Below are the faded originals which contain multiple fine scratches, stains, spotting etc. The real challenge with a restoration like this is to remove the damage while retaining the detail of the dresses.


Copyright Carterworks NZ

Friday, April 7, 2017

Saturday, March 25, 2017

Scanning Lantern slides

19th Century Magic lantern
 projector Wikipedia

Some time ago a client approached me about digitising a collection of early lantern slides.  Lantern slides are squarish glass slides that contain a mounted photographic transparency and are designed to be displayed in a magic lantern projector. Magic lantern projectors date back to the 17th Century and use a concave mirror at the back of a light source to direct the light through a lantern slide onto a lens which is adjusted to display the image on the slide onto a wall or screen.  Early lantern slides were hand painted images, then later the slides were printed using either photographic or photomechanical processes.

Lantern slides are positive images made from a negative. The image is mounted on a glass plate and covered with a glass cover which is taped at the edges. Lantern slide shows were either for entertainment or educational purposes. My client's slides dated from the 1920s and were black and white photographic images her Grandfather used to illustrate a presentation he made to the Nelson Literary Scientific and Philosophical Institute.  The slides and talk were about the hill tribes of Assam in north east India where he lived for some years.

Oridinary scan of image captions
Scanning the slides involved a two stage process - a reflective scan to record the image surround which contained important image captions and a second transparent positive scan.  In the second scan the scanner light is transmitted through the slide in the same manner as a magic lantern. The combination of shining light through the slide; the fact the slide sits directly below the scan head with no additional scanner glass and the auto focus function, enables a very clear high resolution scan.  Lantern slides are encased in glass so it is important to identify the emulsion side to get a clear scan.  Like glass plate negatives Lantern slides need to be handled carefully with gloves to avoid fingermarks and breakage.

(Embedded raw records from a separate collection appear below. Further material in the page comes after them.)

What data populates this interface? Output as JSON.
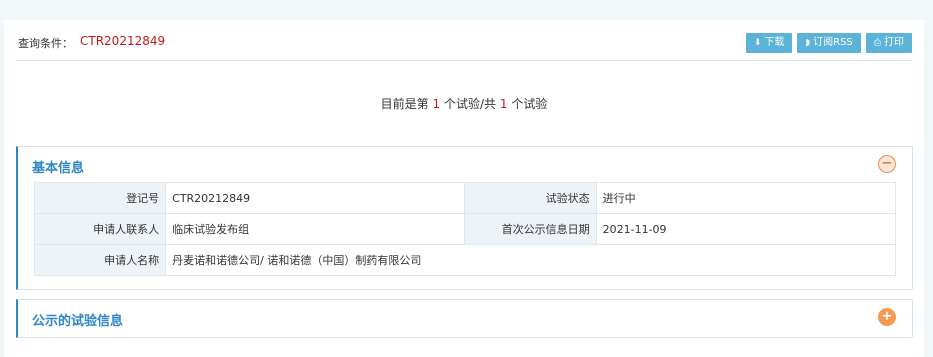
{
  "query": {
    "label": "查询条件：",
    "value": "CTR20212849"
  },
  "toolbar": {
    "download_label": "下载",
    "rss_label": "订阅RSS",
    "print_label": "打印"
  },
  "summary": {
    "prefix": "目前是第",
    "current": "1",
    "middle": "个试验/共",
    "total": "1",
    "suffix": "个试验"
  },
  "basic_panel": {
    "title": "基本信息",
    "toggle": "−",
    "rows": [
      {
        "label1": "登记号",
        "value1": "CTR20212849",
        "label2": "试验状态",
        "value2": "进行中"
      },
      {
        "label1": "申请人联系人",
        "value1": "临床试验发布组",
        "label2": "首次公示信息日期",
        "value2": "2021-11-09"
      }
    ],
    "applicant_label": "申请人名称",
    "applicant_value": "丹麦诺和诺德公司/ 诺和诺德（中国）制药有限公司"
  },
  "trial_panel": {
    "title": "公示的试验信息",
    "toggle": "+"
  },
  "colors": {
    "accent": "#2e86c8",
    "red": "#c8161d",
    "button": "#5bb3d8",
    "toggle": "#f08a4b"
  }
}
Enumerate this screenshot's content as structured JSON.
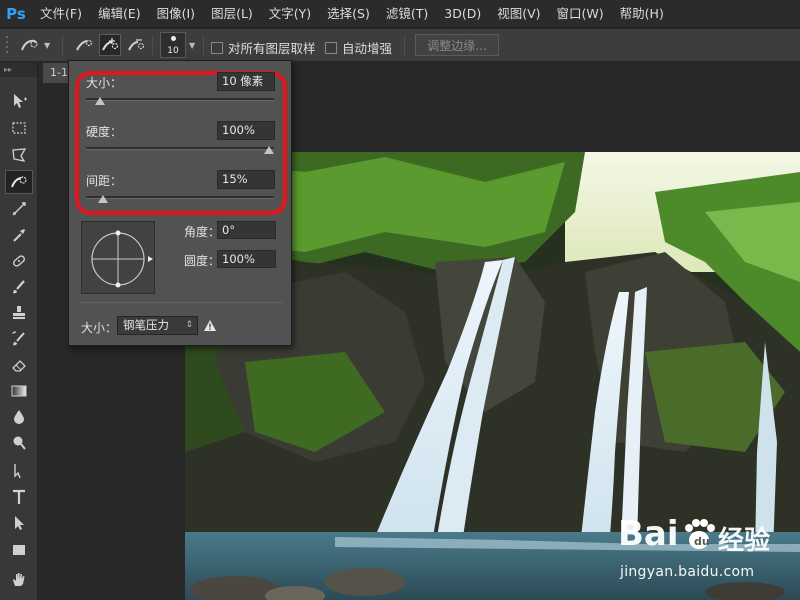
{
  "app": {
    "logo": "Ps"
  },
  "menu": [
    "文件(F)",
    "编辑(E)",
    "图像(I)",
    "图层(L)",
    "文字(Y)",
    "选择(S)",
    "滤镜(T)",
    "3D(D)",
    "视图(V)",
    "窗口(W)",
    "帮助(H)"
  ],
  "options": {
    "brush_size": "10",
    "sample_all_layers_label": "对所有图层取样",
    "auto_enhance_label": "自动增强",
    "refine_edge_label": "调整边缘..."
  },
  "document": {
    "tab_label": "1-1"
  },
  "brush_popup": {
    "size_label": "大小：",
    "size_value": "10 像素",
    "size_slider": 0.05,
    "hardness_label": "硬度：",
    "hardness_value": "100%",
    "hardness_slider": 1.0,
    "spacing_label": "间距：",
    "spacing_value": "15%",
    "spacing_slider": 0.07,
    "angle_label": "角度：",
    "angle_value": "0°",
    "roundness_label": "圆度：",
    "roundness_value": "100%",
    "pressure_label": "大小：",
    "pressure_option": "钢笔压力"
  },
  "watermark": {
    "brand_left": "Bai",
    "brand_right": "经验",
    "url": "jingyan.baidu.com"
  },
  "colors": {
    "highlight": "#e4161d",
    "ps_blue": "#2fa3f6"
  }
}
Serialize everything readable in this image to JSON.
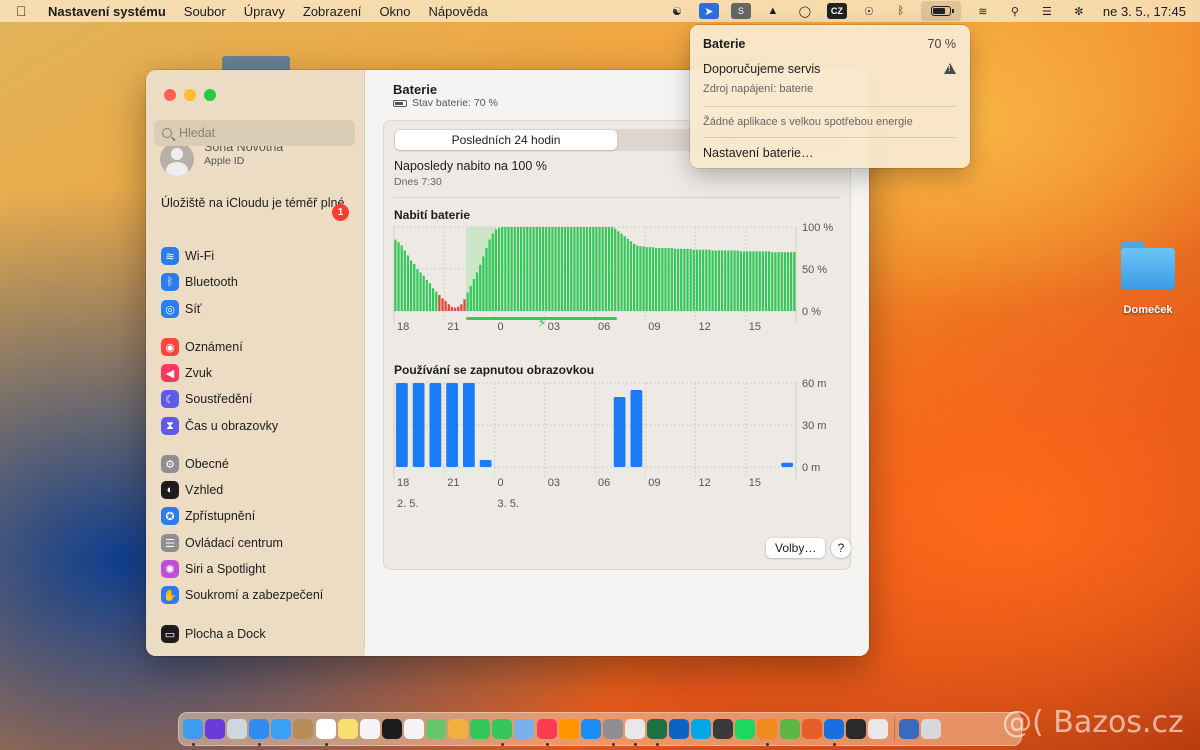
{
  "menubar": {
    "app_name": "Nastavení systému",
    "menus": [
      "Soubor",
      "Úpravy",
      "Zobrazení",
      "Okno",
      "Nápověda"
    ],
    "input_source": "CZ",
    "clock": "ne 3. 5.,  17:45"
  },
  "desktop": {
    "folder_label": "Domeček"
  },
  "window": {
    "search_placeholder": "Hledat",
    "account": {
      "name": "Soňa Novotná",
      "subtitle": "Apple ID"
    },
    "icloud_notice": "Úložiště na iCloudu je téměř plné",
    "icloud_badge": "1",
    "sidebar_items": [
      {
        "label": "Wi-Fi",
        "color": "#2a7cf0",
        "icon": "wifi-icon",
        "glyph": "≋"
      },
      {
        "label": "Bluetooth",
        "color": "#2a7cf0",
        "icon": "bluetooth-icon",
        "glyph": "ᛒ"
      },
      {
        "label": "Síť",
        "color": "#2a7cf0",
        "icon": "globe-icon",
        "glyph": "◎"
      },
      {
        "label": "Oznámení",
        "color": "#ff453a",
        "icon": "bell-icon",
        "glyph": "◉"
      },
      {
        "label": "Zvuk",
        "color": "#ff375f",
        "icon": "speaker-icon",
        "glyph": "◀"
      },
      {
        "label": "Soustředění",
        "color": "#5e5ce6",
        "icon": "moon-icon",
        "glyph": "☾"
      },
      {
        "label": "Čas u obrazovky",
        "color": "#5e5ce6",
        "icon": "hourglass-icon",
        "glyph": "⧗"
      },
      {
        "label": "Obecné",
        "color": "#8e8e93",
        "icon": "gear-icon",
        "glyph": "⚙"
      },
      {
        "label": "Vzhled",
        "color": "#1c1c1e",
        "icon": "appearance-icon",
        "glyph": "◐"
      },
      {
        "label": "Zpřístupnění",
        "color": "#2a7cf0",
        "icon": "accessibility-icon",
        "glyph": "✪"
      },
      {
        "label": "Ovládací centrum",
        "color": "#8e8e93",
        "icon": "control-center-icon",
        "glyph": "☰"
      },
      {
        "label": "Siri a Spotlight",
        "color": "#c04fd8",
        "icon": "siri-icon",
        "glyph": "✺"
      },
      {
        "label": "Soukromí a zabezpečení",
        "color": "#2a7cf0",
        "icon": "hand-icon",
        "glyph": "✋"
      },
      {
        "label": "Plocha a Dock",
        "color": "#1c1c1e",
        "icon": "dock-icon",
        "glyph": "▭"
      }
    ],
    "main": {
      "title": "Baterie",
      "status": "Stav baterie: 70 %",
      "segments": [
        "Posledních 24 hodin",
        "Po"
      ],
      "last_charged": "Naposledy nabito na 100 %",
      "last_charged_time": "Dnes 7:30",
      "battery_section": "Nabití baterie",
      "screen_section": "Používání se zapnutou obrazovkou",
      "options_button": "Volby…",
      "help_button": "?"
    }
  },
  "chart_data": [
    {
      "type": "bar",
      "title": "Nabití baterie",
      "x_tick_labels": [
        "18",
        "21",
        "0",
        "03",
        "06",
        "09",
        "12",
        "15"
      ],
      "y_tick_labels": [
        "100 %",
        "50 %",
        "0 %"
      ],
      "ylim": [
        0,
        100
      ],
      "values": [
        85,
        82,
        78,
        72,
        66,
        60,
        56,
        50,
        46,
        42,
        37,
        33,
        27,
        23,
        19,
        15,
        12,
        8,
        5,
        4,
        5,
        8,
        14,
        22,
        30,
        38,
        46,
        55,
        65,
        75,
        85,
        92,
        97,
        99,
        100,
        100,
        100,
        100,
        100,
        100,
        100,
        100,
        100,
        100,
        100,
        100,
        100,
        100,
        100,
        100,
        100,
        100,
        100,
        100,
        100,
        100,
        100,
        100,
        100,
        100,
        100,
        100,
        100,
        100,
        100,
        100,
        100,
        100,
        100,
        100,
        98,
        95,
        92,
        89,
        86,
        83,
        80,
        78,
        77,
        77,
        76,
        76,
        76,
        75,
        75,
        75,
        75,
        75,
        75,
        74,
        74,
        74,
        74,
        74,
        74,
        73,
        73,
        73,
        73,
        73,
        73,
        72,
        72,
        72,
        72,
        72,
        72,
        72,
        72,
        72,
        71,
        71,
        71,
        71,
        71,
        71,
        71,
        71,
        71,
        71,
        70,
        70,
        70,
        70,
        70,
        70,
        70,
        70
      ],
      "low_threshold": 20,
      "charging_range_index": [
        22,
        71
      ]
    },
    {
      "type": "bar",
      "title": "Používání se zapnutou obrazovkou",
      "x_tick_labels": [
        "18",
        "21",
        "0",
        "03",
        "06",
        "09",
        "12",
        "15"
      ],
      "date_labels": [
        "2. 5.",
        "3. 5."
      ],
      "y_tick_labels": [
        "60 m",
        "30 m",
        "0 m"
      ],
      "ylim": [
        0,
        60
      ],
      "values": [
        60,
        60,
        60,
        60,
        60,
        5,
        0,
        0,
        0,
        0,
        0,
        0,
        0,
        50,
        55,
        0,
        0,
        0,
        0,
        0,
        0,
        0,
        0,
        3
      ]
    }
  ],
  "battery_menu": {
    "title": "Baterie",
    "percent": "70 %",
    "service": "Doporučujeme servis",
    "source": "Zdroj napájení: baterie",
    "apps_notice": "Žádné aplikace s velkou spotřebou energie",
    "settings": "Nastavení baterie…"
  },
  "dock_apps": [
    {
      "name": "finder-icon",
      "color": "#3b9cf0"
    },
    {
      "name": "siri-icon",
      "color": "#6a3bd8"
    },
    {
      "name": "launchpad-icon",
      "color": "#d0d6e0"
    },
    {
      "name": "safari-icon",
      "color": "#2f8cf0"
    },
    {
      "name": "mail-icon",
      "color": "#3aa0f4"
    },
    {
      "name": "contacts-icon",
      "color": "#b88c58"
    },
    {
      "name": "calendar-icon",
      "color": "#ffffff"
    },
    {
      "name": "notes-icon",
      "color": "#f8e070"
    },
    {
      "name": "reminders-icon",
      "color": "#f4f4f4"
    },
    {
      "name": "appletv-icon",
      "color": "#1c1c1e"
    },
    {
      "name": "freeform-icon",
      "color": "#f4f4f4"
    },
    {
      "name": "maps-icon",
      "color": "#6ac46c"
    },
    {
      "name": "photos-icon",
      "color": "#f0b040"
    },
    {
      "name": "facetime-icon",
      "color": "#34c759"
    },
    {
      "name": "messages-icon",
      "color": "#34c759"
    },
    {
      "name": "preview-icon",
      "color": "#7ab0e8"
    },
    {
      "name": "music-icon",
      "color": "#fa3c50"
    },
    {
      "name": "books-icon",
      "color": "#ff9500"
    },
    {
      "name": "appstore-icon",
      "color": "#1b8cf4"
    },
    {
      "name": "settings-icon",
      "color": "#8e8e93"
    },
    {
      "name": "chrome-icon",
      "color": "#e8e8e8"
    },
    {
      "name": "excel-icon",
      "color": "#1d7044"
    },
    {
      "name": "outlook-icon",
      "color": "#0a64c8"
    },
    {
      "name": "skype-icon",
      "color": "#00a8e8"
    },
    {
      "name": "scrivener-icon",
      "color": "#3a3a3a"
    },
    {
      "name": "spotify-icon",
      "color": "#1ed760"
    },
    {
      "name": "vlc-icon",
      "color": "#f08a1c"
    },
    {
      "name": "utorrent-icon",
      "color": "#5cb842"
    },
    {
      "name": "firefox-icon",
      "color": "#e65c2a"
    },
    {
      "name": "xcode-icon",
      "color": "#1a6fe0"
    },
    {
      "name": "messenger-icon",
      "color": "#2a2a2a"
    },
    {
      "name": "chrome2-icon",
      "color": "#e8e8e8"
    },
    {
      "name": "downloads-icon",
      "color": "#3a6ac0"
    },
    {
      "name": "trash-icon",
      "color": "#d8d8d8"
    }
  ],
  "watermark": "@( Bazos.cz"
}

Slide Scan
Final image

Final image
Final image

Copyright Carterworks NZ

Friday, March 17, 2017

Chemical damage of photographic prints

Sometimes I receive photos to restore that have suffered from chemical damage and it is one of the reasons why it is so important to capture a digital copy of a photo before it deterioates further. Chemical damage includes a whole range of reactions - two common ones being silvering out and sulphiding.

Silvering out is caused by chemical breakdown of the silver used to form the image in 19th and 20th century photographs.  The silver reacts with atmospheric contaminants such as hydrogen sulphide and peroxides leaving a bluish or green tarnish in the darker areas of the photo....

Scan by Carterworks showing silvering

Sulphiding is where this reaction causes the photo to change from black to brown and create overall fading.

Scan by Carterworks showing sulphiding

Over time these chemical reactions lead to a loss of photographic information or unsightly distortions and marks on the image.   Luckily both these images were captured in time and have been restored by Carterworks.

Restoration by Carterworks

Restoration by Carterworks

The National Gallery of Australia recommends that photos should  be displayed away from direct light, ideally behind UV glass and in temperatures of around 21 C and with a relative humidity of 50%.  They also recommend that photos

be mounted and framed or interleaved and stored with archival quality chemically stable acid-free plastics such as polyethylene, polypropylene or polyester. Archival paper products should be neutral pH, unbuffered and lignin, sulphur and peroxide free. One sure way to determine if something is archival quality is to check if the material passes the American National Standards Institute Photographic Activity Test (ANSIPAT) .


In NZ you can get these archival storage materials for your photos and documents from:-

Conservation Supplies (online and in Havelock North) http://www.conservationsupplies.co.nz/
Port Nicholson Packaging in Wellington   http://www.pnp.co.nz/archival-storage/

Copyright Carterworks NZ